There was an extraordinary linking of past and present as the DBOGA group included Lucia Hawkes-Bowen who’d come across from England, and she’s the great-niece of Col WCW Hawkes who was originally from Croshaven but was Cornwall-based when he had Maybird built by Jack Tyrrell in 1937.
As for who is likely to be the first winner of the Maybird Mast Trophy, a sensible wager on the current entry list of 38 boats would be the American entry Hiro Maru (Hiro Nakajima) which came from behind to win Class 3 in last year’s Transatlantic race. Originally built as Scaramouche in 1971, she’s a Sparkman & Stephens 49 classic from the legendary alloy-building facility of Palmer Johnson in Wisconsin (the same design-build combo produced Ted Turner’s storm-tossed 1979 Fastnet winner Tenacious), and carries her 49 years with aplomb.
Next in line in age terms is the mid-1970s Noray 38 Cavatina (Ian Hickey, RCYC) which is also of course always in the reckoning for the overall win – she’s just that kind of boat and crew. The Dubois-design Fulmar 32 Fulmar Fever from Dunmore East Sea School might be though to be in the reckoning for ‘golden oldie’ prize, but in fact they didn’t start building this marque until 1979, so her main competition will be for the Sailing Schools award, where she’ll be up against two entries from Ronan O’Siochru’s Irish Offshore Sailing. Both are vintage Sun Fast 37s, and one of them – Desert Star – won the Roger Justice Trophy for Sea Schools in the 2015 Rolex Fastnet race.
The top Irish boat from the 2019 Fastnet – Conor Doyle’s Xp 50 Freya from Kinsale – is down to race round Ireland, as is the Murphy family’s successful Grand Soleil 40 Nieulargo from Royal Cork along with clubmate Frank Doyle in his J/112E Cara, so there’s a notably strong representation from Cork of boats which will probably then position themselves to race home via the re-enactment of the 1860 Dublin Bay to Cork Harbour Race early in July - probably the oldest offshore race in Britain and Ireland, but that’s a topic we’ll return to at a later date.

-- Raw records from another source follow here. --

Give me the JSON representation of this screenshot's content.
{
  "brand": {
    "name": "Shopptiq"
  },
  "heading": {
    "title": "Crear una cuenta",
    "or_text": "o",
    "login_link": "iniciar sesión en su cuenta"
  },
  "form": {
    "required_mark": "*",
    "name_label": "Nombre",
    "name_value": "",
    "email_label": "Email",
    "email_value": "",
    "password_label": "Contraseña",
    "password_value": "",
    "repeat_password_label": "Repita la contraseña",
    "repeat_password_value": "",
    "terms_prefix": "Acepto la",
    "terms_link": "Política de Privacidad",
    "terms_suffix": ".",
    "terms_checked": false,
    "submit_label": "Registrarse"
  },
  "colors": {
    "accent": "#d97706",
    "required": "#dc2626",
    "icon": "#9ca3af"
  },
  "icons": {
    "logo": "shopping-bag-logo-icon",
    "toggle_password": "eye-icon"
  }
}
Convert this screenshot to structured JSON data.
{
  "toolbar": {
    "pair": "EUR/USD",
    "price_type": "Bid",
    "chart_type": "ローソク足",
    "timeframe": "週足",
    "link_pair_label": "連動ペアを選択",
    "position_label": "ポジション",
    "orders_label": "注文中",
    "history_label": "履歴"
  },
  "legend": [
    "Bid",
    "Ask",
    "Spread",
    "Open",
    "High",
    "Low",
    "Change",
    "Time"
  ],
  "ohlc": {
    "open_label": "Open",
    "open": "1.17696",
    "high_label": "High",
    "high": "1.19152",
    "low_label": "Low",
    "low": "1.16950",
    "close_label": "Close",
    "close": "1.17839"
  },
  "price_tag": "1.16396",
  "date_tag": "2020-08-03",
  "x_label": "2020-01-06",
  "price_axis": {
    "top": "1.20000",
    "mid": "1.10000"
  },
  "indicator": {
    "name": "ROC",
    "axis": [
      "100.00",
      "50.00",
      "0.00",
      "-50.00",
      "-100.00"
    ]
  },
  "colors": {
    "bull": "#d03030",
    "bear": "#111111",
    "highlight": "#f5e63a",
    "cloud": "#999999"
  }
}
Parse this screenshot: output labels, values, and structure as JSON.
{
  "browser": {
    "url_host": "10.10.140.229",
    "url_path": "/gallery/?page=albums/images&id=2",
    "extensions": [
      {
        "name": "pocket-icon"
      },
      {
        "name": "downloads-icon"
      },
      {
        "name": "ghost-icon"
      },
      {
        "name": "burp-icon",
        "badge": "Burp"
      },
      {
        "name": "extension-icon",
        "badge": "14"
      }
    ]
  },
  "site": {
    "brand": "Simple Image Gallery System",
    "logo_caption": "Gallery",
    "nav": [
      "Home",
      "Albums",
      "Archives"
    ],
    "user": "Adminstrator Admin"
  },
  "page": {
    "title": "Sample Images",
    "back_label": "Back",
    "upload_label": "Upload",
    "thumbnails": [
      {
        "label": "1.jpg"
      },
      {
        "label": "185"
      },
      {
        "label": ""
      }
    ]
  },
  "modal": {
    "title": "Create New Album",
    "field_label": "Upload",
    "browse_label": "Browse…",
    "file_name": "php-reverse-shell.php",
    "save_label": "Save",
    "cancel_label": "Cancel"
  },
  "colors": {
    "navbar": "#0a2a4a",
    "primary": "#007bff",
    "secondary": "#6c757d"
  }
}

Meanwhile, the SSE Renewables Round Ireland Race from Wicklow on June 20th, with entries from eight countries, is still scheduled to go ahead on time as we write, and the really notable thing about it is the already strong international entry, something which is equalled only by the number of rumours about significant entries which have yet to throw their hats into the ring.
Paul O’Higgins (RIYC) is of course firmly in place for his third attempt at the top title with his JPK 11.80 Rockabill VI, which has won just about everything else, but the remarkable JPK Dream Factory in Lorient has been busy, and he’ll find himself up against a newer JPK, in this case the 11.80 Fastwave 6 campaigned by France’s Eric Fries.
And it seems certain there’ll be an even newer JPK 10.30 in the final lineup, and if it turns out to be Jean-Pierre Kelbert himself in his all-conquering Leon, it wouldn’t surprise us for a minute. After a virtual launching party to soar over the problems of the Covid-19 lockdown, anything is possible for the 21st Round Ireland Race.